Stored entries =
=== Begin Enclosure ===

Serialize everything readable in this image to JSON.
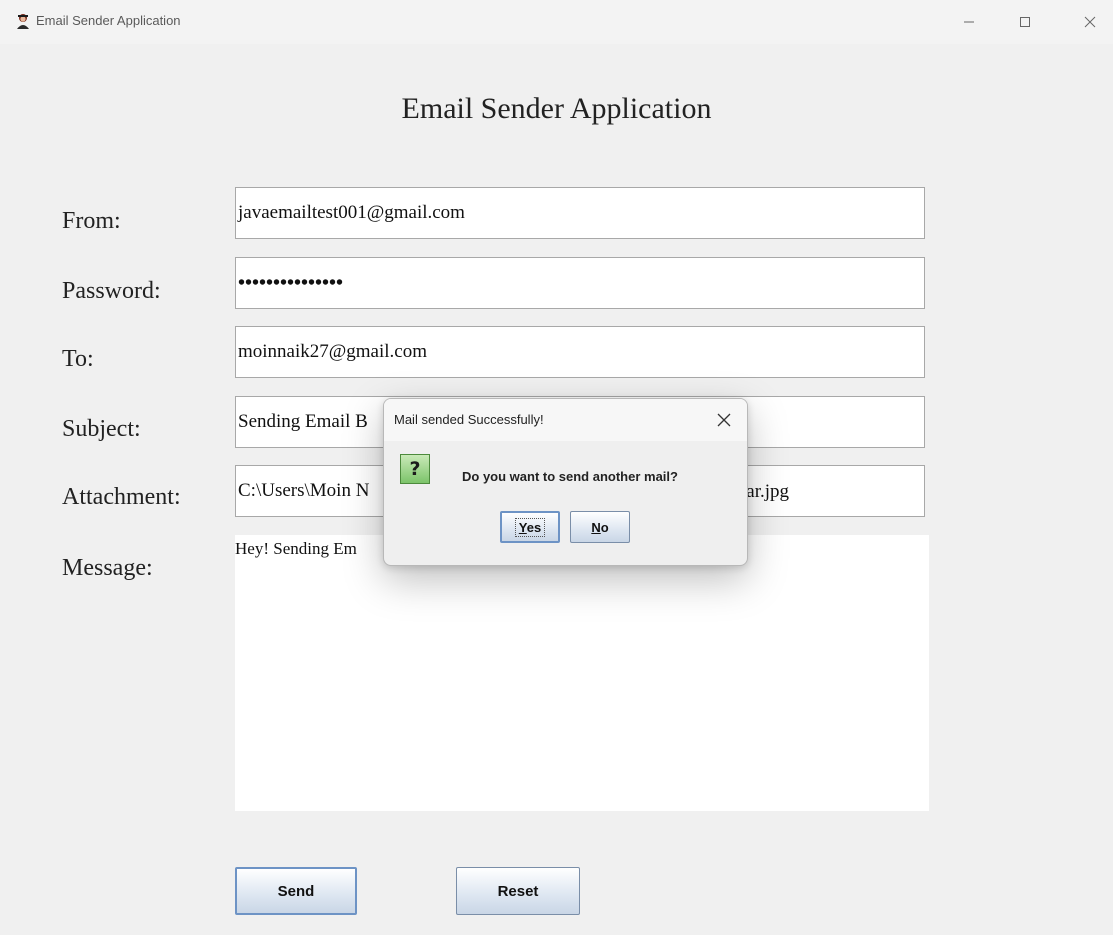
{
  "window": {
    "title": "Email Sender Application",
    "minimize_label": "minimize",
    "maximize_label": "maximize",
    "close_label": "close"
  },
  "form": {
    "heading": "Email Sender Application",
    "from_label": "From:",
    "from_value": "javaemailtest001@gmail.com",
    "password_label": "Password:",
    "password_value": "•••••••••••••••",
    "to_label": "To:",
    "to_value": "moinnaik27@gmail.com",
    "subject_label": "Subject:",
    "subject_value": "Sending Email B",
    "attachment_label": "Attachment:",
    "attachment_value_start": "C:\\Users\\Moin N",
    "attachment_value_end": "tar.jpg",
    "message_label": "Message:",
    "message_value": "Hey! Sending Em",
    "send_label": "Send",
    "reset_label": "Reset"
  },
  "dialog": {
    "title": "Mail sended Successfully!",
    "icon": "question-icon",
    "question_mark": "?",
    "message": "Do you want to send another mail?",
    "yes_mnemonic": "Y",
    "yes_rest": "es",
    "no_mnemonic": "N",
    "no_rest": "o"
  }
}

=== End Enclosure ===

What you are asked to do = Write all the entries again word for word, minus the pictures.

Exercise solution =
Serialize everything readable in this image to JSON.
{
  "window": {
    "title": "Email Sender Application",
    "minimize_label": "minimize",
    "maximize_label": "maximize",
    "close_label": "close"
  },
  "form": {
    "heading": "Email Sender Application",
    "from_label": "From:",
    "from_value": "javaemailtest001@gmail.com",
    "password_label": "Password:",
    "password_value": "•••••••••••••••",
    "to_label": "To:",
    "to_value": "moinnaik27@gmail.com",
    "subject_label": "Subject:",
    "subject_value": "Sending Email B",
    "attachment_label": "Attachment:",
    "attachment_value_start": "C:\\Users\\Moin N",
    "attachment_value_end": "tar.jpg",
    "message_label": "Message:",
    "message_value": "Hey! Sending Em",
    "send_label": "Send",
    "reset_label": "Reset"
  },
  "dialog": {
    "title": "Mail sended Successfully!",
    "icon": "question-icon",
    "question_mark": "?",
    "message": "Do you want to send another mail?",
    "yes_mnemonic": "Y",
    "yes_rest": "es",
    "no_mnemonic": "N",
    "no_rest": "o"
  }
}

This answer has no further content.